Some board members were in denial, questioning the science of their staff. The irony here is that according to several independent water scientists, the staff at SRWMD and other districts are ultra conservative and not telling the half of the problem. The bottom line is that those concerned board members are seeing only the tip of the iceberg although they do not realize that.
Two OSFR board members as well as a representative of the Ichetucknee Alliance spoke here in favor of the district’s science staff, only to be rebuffed by the non-believers.
In the midst of this discussion, most of which took place after a motion to approve the plan was made and seconded, a new surprise was revealed. This was the SRWMD Resolution Number 2018-05.
This resolution was not on the agenda and was introduced after a lengthy spiel by Board Member Don Quincey, which was an appeal for unity to solicit funding for the water plan.
Since this item is separate from the water plan and was sprung on the public with no warning and absolutely no input, OSFR objected.
Some board members confused it with the water plan and some called for a tabling for further consideration.

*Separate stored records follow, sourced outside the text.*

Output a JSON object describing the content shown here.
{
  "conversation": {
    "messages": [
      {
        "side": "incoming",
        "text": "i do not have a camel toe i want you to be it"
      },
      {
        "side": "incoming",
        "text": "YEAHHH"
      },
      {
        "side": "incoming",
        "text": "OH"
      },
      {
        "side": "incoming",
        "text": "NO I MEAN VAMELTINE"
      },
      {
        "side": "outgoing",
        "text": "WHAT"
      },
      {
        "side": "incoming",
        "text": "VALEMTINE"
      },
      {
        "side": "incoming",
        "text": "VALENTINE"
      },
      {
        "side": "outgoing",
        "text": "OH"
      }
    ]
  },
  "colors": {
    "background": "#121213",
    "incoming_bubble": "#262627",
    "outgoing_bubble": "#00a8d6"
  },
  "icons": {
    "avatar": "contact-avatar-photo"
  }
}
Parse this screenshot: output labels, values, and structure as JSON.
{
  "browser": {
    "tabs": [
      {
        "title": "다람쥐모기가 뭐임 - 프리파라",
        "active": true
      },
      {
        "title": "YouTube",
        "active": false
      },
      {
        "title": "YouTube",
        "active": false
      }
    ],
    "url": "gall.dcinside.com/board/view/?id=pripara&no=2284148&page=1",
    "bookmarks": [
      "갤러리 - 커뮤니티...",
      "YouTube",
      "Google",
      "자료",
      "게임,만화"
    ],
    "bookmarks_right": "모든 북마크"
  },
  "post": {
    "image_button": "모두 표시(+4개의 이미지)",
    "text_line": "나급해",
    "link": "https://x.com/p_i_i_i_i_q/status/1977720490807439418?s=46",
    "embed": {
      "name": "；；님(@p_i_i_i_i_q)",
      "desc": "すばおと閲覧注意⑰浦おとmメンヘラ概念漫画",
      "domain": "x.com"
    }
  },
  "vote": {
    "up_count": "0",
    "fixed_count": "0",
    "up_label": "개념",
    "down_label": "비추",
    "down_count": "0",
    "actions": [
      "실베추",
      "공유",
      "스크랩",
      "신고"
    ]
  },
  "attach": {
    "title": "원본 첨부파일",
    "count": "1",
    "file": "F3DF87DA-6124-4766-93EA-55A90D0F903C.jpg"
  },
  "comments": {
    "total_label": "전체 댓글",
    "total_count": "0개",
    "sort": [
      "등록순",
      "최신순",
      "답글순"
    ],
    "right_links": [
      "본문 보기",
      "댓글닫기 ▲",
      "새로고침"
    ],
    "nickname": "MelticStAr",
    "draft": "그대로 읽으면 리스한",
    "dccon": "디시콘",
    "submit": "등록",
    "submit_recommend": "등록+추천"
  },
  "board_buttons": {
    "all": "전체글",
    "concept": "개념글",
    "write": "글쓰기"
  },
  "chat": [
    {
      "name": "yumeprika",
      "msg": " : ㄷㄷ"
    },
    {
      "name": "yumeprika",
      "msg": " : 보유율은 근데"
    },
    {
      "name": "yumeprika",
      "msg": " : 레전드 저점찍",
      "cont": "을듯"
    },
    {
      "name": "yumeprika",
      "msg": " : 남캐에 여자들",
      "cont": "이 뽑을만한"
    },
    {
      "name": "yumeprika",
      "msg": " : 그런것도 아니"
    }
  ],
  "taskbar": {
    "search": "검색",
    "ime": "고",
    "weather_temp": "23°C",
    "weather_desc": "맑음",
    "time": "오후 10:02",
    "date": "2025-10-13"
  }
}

After intervention by Executive Director Thomas, a vote was taken and it passed unanimously, in spite of hurried typos and changes in wording.
More discussion ensued on the motion in effect, and finally a vote was taken with the water plan passing by a vote of four to three.
Comments by OSFR historian Jim Tatum.
-A river is like a life: once taken, it cannot be brought back-